Available data:
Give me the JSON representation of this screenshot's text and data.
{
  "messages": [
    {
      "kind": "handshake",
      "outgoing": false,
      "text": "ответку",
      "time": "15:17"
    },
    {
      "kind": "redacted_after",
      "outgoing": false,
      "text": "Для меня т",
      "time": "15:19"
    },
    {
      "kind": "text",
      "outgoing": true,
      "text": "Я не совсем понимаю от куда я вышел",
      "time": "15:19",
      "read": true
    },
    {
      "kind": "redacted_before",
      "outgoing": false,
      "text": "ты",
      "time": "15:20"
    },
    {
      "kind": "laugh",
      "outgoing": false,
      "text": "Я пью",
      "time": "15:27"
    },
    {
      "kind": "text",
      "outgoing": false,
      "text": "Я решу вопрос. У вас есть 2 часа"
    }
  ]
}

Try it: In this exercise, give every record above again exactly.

Your response:
Give me the JSON representation of this screenshot's text and data.
{
  "messages": [
    {
      "kind": "handshake",
      "outgoing": false,
      "text": "ответку",
      "time": "15:17"
    },
    {
      "kind": "redacted_after",
      "outgoing": false,
      "text": "Для меня т",
      "time": "15:19"
    },
    {
      "kind": "text",
      "outgoing": true,
      "text": "Я не совсем понимаю от куда я вышел",
      "time": "15:19",
      "read": true
    },
    {
      "kind": "redacted_before",
      "outgoing": false,
      "text": "ты",
      "time": "15:20"
    },
    {
      "kind": "laugh",
      "outgoing": false,
      "text": "Я пью",
      "time": "15:27"
    },
    {
      "kind": "text",
      "outgoing": false,
      "text": "Я решу вопрос. У вас есть 2 часа"
    }
  ]
}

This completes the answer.